My Canadian studies class recently watched Women in the Shadows, a documentary by feminist filmmaker and professor, Christine Welsh. Not long after we had watched her film Welsh agreed to visit our class for a question and answer period. Below I’ve included a little of what I learned from her film and her visit.
Norbert Welsh’s oral history was recorded by Mary Weekes.
In an article detailing her documentary experience, Welsh explains that her interest had been sparked when her mother recovered a copy of The Last Buffalo Hunter, an oral history by her great grandfather, Norbert Welsh. In the film, however, Welsh attempts to recover more information about her great grandmothers, figures who were much harder to trace.
Along her search, Welsh discovers the name of her great grandmother, Margaret Taylor, and Margaret’s mother, Jane. Welsh surmises that Jane was most likely Cree. Jane’s union with George Taylor meant that Margaret was one of the first generations of Metis women. While documentation about women was lacking during early colonization, Welsh was able to uncover some details about her foremothers because of Margaret Taylor’s connection to Hudson’s Bay Company Governor George Simpson.
In the early period of Canadian colonization, Hudson’s Bay employees often took “country wives”. These women, of First Nations or Metis heritage, would create family ties between the explorers and the local community and were often the reason their husbands survived their first few Canadian winters. In Women in the Shadows, Welsh discovers that Taylor had been Simpson’s “country wife” for many years, only to be cast aside by Simpson when he returned from a trip to England with a new white wife.

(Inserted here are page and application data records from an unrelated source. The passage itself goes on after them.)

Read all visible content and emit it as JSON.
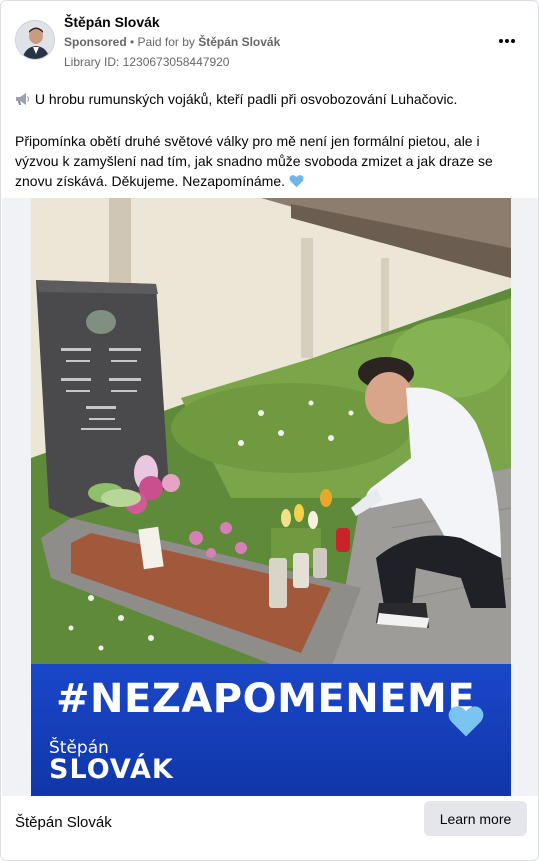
{
  "ad": {
    "page_name": "Štěpán Slovák",
    "sponsored_label": "Sponsored",
    "separator": " • ",
    "paid_for_prefix": "Paid for by ",
    "payer_name": "Štěpán Slovák",
    "library_id": "Library ID: 1230673058447920",
    "more_options_icon": "more-horizontal-icon"
  },
  "post": {
    "line1": "U hrobu rumunských vojáků, kteří padli při osvobozování Luhačovic.",
    "paragraph2": "Připomínka obětí druhé světové války pro mě není jen formální pietou, ale i výzvou k zamyšlení nad tím, jak snadno může svoboda zmizet a jak draze se znovu získává. Děkujeme. Nezapomínáme.",
    "leading_icon": "megaphone-icon",
    "trailing_icon": "blue-heart-icon"
  },
  "image": {
    "hashtag": "#NEZAPOMENEME",
    "brand_first": "Štěpán",
    "brand_last": "SLOVÁK",
    "banner_color": "#1a47c9"
  },
  "footer": {
    "name": "Štěpán Slovák",
    "cta_label": "Learn more"
  }
}
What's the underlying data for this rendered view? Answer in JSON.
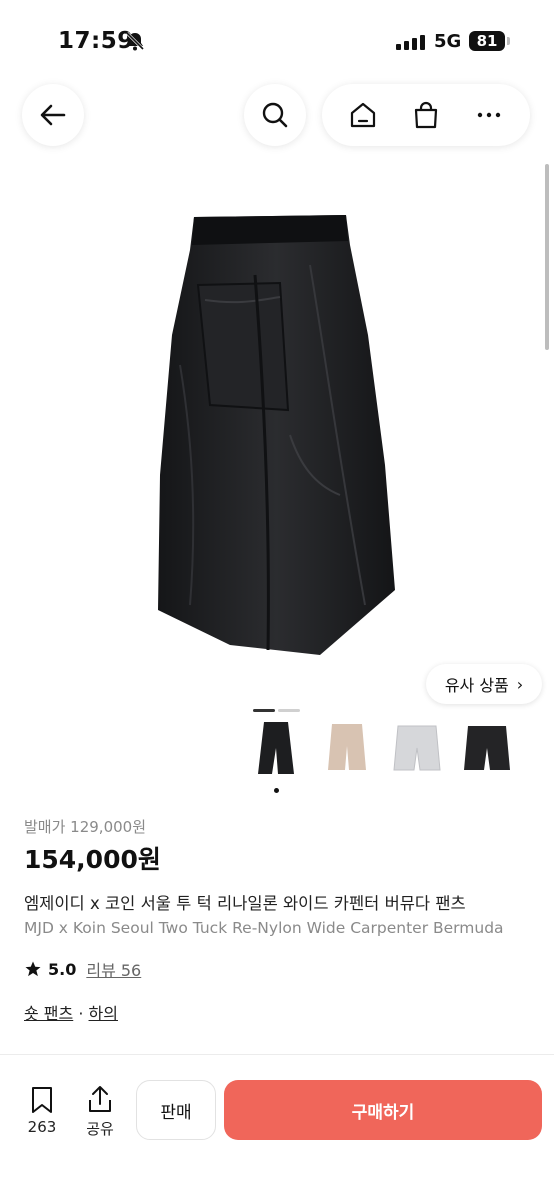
{
  "status_bar": {
    "time": "17:59",
    "network": "5G",
    "battery": "81"
  },
  "nav": {
    "icons": [
      "back-arrow-icon",
      "search-icon",
      "home-icon",
      "shopping-bag-icon",
      "more-icon"
    ]
  },
  "similar_products": {
    "label": "유사 상품",
    "arrow": "›"
  },
  "product": {
    "original_price": "발매가 129,000원",
    "price": "154,000원",
    "title_kr": "엠제이디 x 코인 서울 투 턱 리나일론 와이드 카펜터 버뮤다 팬츠",
    "title_en": "MJD x Koin Seoul Two Tuck Re-Nylon Wide Carpenter Bermuda",
    "rating": "5.0",
    "review_label": "리뷰 56",
    "category_1": "숏 팬츠",
    "category_sep": "·",
    "category_2": "하의",
    "thumbnail_colors": [
      "#1d1e20",
      "#d8c3b2",
      "#d6d7da",
      "#242426"
    ]
  },
  "bottom_bar": {
    "bookmark_count": "263",
    "share_label": "공유",
    "sell_label": "판매",
    "buy_label": "구매하기"
  },
  "colors": {
    "accent": "#f0665a"
  }
}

Frances Geddes Simpson
Posted in Canada, feminism, film, history
Tagged autobiography, Canada, Canadian History, children, Christine Welsh, colonial, colonization, country, country wives, Culture, Daughters of the Country, discrimination, documentary, European, Finding Dawn, first nations, George Simpson, graveyard, Hudson's Bay Company, Ikwe, immigration, indigenous, Jane, Margaret Taylor, Metis, Missing and Murdered Indigenous Women, myth, Norbert Welsh, oral history, racist, storytelling, The Last Buffalo Hunter, Violence, white, Women in the Shadows
Attending college in the States means that I’ve missed a lot of goings-on in Canada. Apparently Toronto Mayor Rob Ford is a terrible mayor. I did not know this. On May 1st came to another realization, but one that filled me with far more trepidation than a mayor who has given up on his diet.
Driving through an old neighbourhood, my family and I saw that Canadian superstore Zellers was having a 50-80% off liquidation sale. A well-known chain in the country, the chain is a subsidiary of the Hudson’s Bay Company (HBC). After trying on a few jeans my brother asked the woman in charge of the change room what was happening, and she told us that this branch was becoming a Target.
Fastforward to me doing research on Wikipedia, and it turns out that in January of last year the Target Corporation purchased lease agreements for 220 Zellers stores for almost 2 billion dollars. The end result was 189 stores for the company, and of these 39 were resold to Walmart Canada. I was shocked by the idea of a prominent Canadian chain being bought out by an American company, but it doesn’t stop there.
The HBC is currently owned ( as of 2008) by New York-based company NRDC Equity Partners. This is a company that has its roots in the Canadian fur trade, the foundation of this country. Grade school children all over Canada learn from a very early age in history classes that it was the fur trade that brought people to this country, and that The Bay is the oldest commercial corporation in North America and one of the oldest in the world.
What bothers me is the knowledge that this country faces a sort of invasion coming from south of the 49th parallel. It’s no mystery that American companies have more money and sway than those in Canada, but it’s terrifying that they’re establishing themselves so firmly here. Just walking around in the heart of downtown yesterday and I saw a Panera Bread, yet another company that has spread into the north within the past five years.
Canada isn’t a world power in terms of military, but our impact on popular culture has been steadily increasing. I may be blowing this whole thing out of proportion, but I just don’t see a world that takes us seriously when all of our businesses are run by America.
Posted in America, business, Canada
Tagged America, Canada, HBC, Hudson's Bay Company, NRDC Equity Partners, Rob Ford, Target, Walmart, Zellers